Hardworking bees are on the scene of the Tye Preston Memorial Library’s (TPML) first bluebonnet of the season, according to librarians.
They anticipate a “gorgeous bloom to look forward to this spring.”
Exactly when or where that might occur is a hot topic.
According to the popular Texas Wildflower Report’s (TWR) Facebook page, “there’s a warm-up and then a cool down and another a warm-up and another cool down coming now until March. At this point, I would be more surprised if we didn’t have at least an average season.”
Bluebonnets usually bloom in the hill country the first three weeks in April.
TWR will issue a “Texas Wildflowers and Solar Eclipse Report” in March.
While some eastern parts of Comal and Hays counties fall outside of the path of totality, the eclipse in Comal Cunty will be a deep partial with a magnitude of 99.77%.
The new guide will highlight routes in the path of the eclipse and provide links to resources about how to view and/or photograph the eclipse.
An ebook, “Hunting Texas Wildflowers: 2024 Edition” also is planned.
The most popular times to view wildflowers in Texas are the months of March, April, May and June, TWR said.
According to its website, wildflowerhaven.com, if temperatures and rainfall amounts are just right, bluebonnets will start to bloom in late February to early March.
However, only a small percentage of bluebonnets bloom before mid-March.
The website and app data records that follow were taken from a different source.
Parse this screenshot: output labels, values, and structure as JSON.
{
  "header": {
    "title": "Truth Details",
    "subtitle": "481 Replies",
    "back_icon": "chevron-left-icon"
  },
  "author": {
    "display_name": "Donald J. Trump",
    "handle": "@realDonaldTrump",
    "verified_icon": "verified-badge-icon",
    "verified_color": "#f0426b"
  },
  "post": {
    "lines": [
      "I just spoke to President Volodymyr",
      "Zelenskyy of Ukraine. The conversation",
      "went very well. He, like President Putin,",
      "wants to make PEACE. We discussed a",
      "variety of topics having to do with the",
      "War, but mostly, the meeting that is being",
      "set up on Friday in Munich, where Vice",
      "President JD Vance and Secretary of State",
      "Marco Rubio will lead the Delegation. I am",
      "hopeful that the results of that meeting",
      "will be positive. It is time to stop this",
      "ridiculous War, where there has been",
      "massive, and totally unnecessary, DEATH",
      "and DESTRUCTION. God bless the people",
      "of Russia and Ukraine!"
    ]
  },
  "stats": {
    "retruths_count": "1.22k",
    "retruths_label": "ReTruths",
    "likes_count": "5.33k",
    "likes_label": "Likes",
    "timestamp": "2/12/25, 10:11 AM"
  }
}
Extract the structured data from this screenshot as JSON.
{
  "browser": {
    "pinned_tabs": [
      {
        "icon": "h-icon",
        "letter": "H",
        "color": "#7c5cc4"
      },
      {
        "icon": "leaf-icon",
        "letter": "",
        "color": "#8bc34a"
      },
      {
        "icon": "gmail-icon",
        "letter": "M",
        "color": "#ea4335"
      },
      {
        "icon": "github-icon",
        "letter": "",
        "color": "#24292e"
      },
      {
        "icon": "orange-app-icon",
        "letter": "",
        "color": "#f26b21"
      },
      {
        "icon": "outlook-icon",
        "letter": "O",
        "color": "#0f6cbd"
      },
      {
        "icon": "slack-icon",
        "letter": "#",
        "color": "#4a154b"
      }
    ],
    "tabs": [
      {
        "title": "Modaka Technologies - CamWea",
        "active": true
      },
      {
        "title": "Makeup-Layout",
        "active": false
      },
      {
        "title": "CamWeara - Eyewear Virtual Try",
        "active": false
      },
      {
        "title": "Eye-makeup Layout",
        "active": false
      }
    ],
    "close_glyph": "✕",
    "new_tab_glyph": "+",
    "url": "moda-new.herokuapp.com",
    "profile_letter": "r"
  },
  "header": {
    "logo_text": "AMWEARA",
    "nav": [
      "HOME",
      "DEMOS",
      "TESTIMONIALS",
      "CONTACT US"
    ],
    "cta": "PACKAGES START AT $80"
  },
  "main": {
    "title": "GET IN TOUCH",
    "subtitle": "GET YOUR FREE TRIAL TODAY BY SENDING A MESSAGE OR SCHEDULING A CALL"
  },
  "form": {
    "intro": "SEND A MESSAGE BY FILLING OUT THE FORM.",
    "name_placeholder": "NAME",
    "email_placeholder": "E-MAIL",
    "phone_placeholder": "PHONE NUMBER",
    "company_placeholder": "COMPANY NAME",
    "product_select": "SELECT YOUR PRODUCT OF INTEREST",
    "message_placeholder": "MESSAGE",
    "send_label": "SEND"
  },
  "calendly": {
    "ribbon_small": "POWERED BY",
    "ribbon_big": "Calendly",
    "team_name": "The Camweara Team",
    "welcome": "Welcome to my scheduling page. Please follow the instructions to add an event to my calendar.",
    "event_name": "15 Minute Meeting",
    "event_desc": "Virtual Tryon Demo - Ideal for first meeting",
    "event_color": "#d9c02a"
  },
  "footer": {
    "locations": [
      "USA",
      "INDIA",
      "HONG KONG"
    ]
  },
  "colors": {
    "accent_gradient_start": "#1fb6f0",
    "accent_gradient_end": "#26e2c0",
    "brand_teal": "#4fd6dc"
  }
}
The peak of the bluebonnet season is between the last week in March through the end of April.